## What you need to do
Below are some entries. Copy each line in them that holds "Learning".

## Data
────────────────

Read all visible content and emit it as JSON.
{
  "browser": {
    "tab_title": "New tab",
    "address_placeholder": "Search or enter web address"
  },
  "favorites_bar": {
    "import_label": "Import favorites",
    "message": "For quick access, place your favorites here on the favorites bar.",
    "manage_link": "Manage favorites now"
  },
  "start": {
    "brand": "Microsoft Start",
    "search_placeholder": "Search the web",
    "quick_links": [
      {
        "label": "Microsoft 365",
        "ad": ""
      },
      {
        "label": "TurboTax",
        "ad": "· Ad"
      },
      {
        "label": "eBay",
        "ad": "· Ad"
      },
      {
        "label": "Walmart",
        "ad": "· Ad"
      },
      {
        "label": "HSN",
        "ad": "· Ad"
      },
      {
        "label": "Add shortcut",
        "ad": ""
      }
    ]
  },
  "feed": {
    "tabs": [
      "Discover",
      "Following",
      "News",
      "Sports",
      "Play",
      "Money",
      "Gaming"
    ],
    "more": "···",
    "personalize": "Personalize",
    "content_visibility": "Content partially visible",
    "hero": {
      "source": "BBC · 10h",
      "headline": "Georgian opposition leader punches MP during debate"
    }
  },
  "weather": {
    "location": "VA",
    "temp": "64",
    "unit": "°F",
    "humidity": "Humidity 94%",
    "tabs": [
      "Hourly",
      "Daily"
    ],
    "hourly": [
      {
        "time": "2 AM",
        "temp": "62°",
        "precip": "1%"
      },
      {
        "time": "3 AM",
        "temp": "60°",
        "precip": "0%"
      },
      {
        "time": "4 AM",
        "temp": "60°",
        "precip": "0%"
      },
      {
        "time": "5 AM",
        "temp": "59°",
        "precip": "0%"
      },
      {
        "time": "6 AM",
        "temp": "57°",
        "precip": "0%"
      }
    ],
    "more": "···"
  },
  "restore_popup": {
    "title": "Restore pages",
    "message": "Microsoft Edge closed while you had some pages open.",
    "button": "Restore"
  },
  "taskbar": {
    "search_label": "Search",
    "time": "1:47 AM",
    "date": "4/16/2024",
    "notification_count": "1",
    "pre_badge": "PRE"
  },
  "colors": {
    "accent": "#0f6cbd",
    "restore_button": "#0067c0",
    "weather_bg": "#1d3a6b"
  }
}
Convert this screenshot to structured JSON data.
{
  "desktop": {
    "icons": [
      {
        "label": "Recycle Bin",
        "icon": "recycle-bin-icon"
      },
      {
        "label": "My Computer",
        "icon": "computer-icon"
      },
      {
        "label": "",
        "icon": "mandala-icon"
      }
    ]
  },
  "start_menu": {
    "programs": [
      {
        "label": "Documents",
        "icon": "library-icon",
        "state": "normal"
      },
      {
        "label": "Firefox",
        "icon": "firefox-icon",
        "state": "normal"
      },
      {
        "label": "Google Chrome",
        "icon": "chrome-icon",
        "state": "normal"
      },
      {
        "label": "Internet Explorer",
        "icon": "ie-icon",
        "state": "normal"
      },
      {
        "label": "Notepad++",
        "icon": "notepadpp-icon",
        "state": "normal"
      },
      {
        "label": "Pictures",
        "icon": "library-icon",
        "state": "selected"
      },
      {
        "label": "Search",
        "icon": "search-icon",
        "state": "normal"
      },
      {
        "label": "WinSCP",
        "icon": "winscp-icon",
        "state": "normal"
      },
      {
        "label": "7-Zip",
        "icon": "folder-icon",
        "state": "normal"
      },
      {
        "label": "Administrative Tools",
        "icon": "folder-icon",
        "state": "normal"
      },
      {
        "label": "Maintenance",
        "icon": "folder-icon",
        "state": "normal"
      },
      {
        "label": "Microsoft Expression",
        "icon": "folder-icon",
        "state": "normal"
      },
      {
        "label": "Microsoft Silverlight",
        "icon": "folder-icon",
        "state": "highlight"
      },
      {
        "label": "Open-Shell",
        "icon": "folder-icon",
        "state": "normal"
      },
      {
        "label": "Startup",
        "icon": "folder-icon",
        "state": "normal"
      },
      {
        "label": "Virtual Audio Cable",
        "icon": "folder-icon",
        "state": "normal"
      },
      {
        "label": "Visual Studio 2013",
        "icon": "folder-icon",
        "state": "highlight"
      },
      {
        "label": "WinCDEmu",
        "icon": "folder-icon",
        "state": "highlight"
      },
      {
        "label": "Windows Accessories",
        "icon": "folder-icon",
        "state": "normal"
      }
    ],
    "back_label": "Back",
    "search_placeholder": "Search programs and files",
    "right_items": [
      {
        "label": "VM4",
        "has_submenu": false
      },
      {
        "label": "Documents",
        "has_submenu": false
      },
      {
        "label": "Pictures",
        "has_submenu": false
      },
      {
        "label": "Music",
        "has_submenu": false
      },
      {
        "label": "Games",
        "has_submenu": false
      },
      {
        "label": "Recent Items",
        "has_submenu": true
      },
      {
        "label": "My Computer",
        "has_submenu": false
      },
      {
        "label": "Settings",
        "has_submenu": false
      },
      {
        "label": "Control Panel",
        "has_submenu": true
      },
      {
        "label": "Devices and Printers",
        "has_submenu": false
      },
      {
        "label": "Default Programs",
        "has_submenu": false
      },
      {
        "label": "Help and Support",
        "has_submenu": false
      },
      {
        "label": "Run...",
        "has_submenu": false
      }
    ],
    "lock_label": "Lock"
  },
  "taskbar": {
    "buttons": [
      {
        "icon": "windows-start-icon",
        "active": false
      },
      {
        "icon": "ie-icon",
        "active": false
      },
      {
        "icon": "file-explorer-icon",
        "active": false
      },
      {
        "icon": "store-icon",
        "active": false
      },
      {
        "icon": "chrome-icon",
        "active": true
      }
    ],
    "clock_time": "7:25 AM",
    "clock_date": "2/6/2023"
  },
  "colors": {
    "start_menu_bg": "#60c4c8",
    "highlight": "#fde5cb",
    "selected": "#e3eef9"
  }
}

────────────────

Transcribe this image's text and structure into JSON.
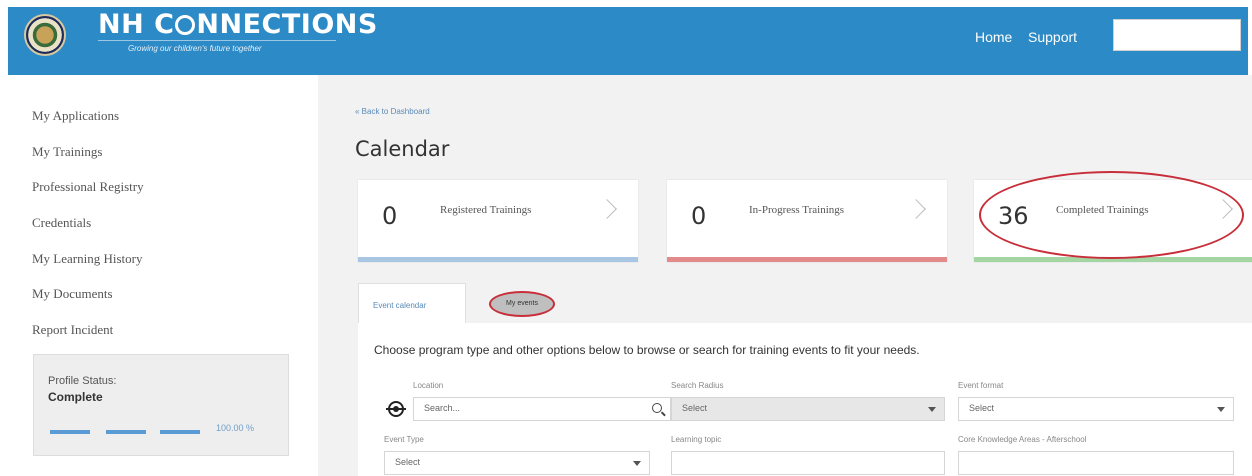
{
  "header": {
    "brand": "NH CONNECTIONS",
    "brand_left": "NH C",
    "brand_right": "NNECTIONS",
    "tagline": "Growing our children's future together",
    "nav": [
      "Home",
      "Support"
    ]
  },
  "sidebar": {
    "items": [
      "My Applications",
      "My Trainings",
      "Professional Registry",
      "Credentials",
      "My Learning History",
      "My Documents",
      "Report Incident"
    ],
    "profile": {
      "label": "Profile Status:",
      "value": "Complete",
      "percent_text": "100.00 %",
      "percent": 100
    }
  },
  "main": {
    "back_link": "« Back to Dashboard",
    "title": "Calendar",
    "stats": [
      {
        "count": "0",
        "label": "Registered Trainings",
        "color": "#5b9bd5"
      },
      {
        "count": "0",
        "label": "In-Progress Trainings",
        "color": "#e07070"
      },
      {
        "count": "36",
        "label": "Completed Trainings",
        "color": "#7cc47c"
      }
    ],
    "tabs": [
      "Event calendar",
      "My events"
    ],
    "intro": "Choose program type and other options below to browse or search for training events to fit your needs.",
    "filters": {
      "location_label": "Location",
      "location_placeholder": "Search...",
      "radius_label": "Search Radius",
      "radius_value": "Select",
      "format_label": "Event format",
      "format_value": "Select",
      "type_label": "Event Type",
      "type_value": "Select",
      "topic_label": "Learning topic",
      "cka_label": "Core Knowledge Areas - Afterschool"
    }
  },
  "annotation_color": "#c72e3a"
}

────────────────

## Written solution
      "My Learning History",
      "topic_label": "Learning topic",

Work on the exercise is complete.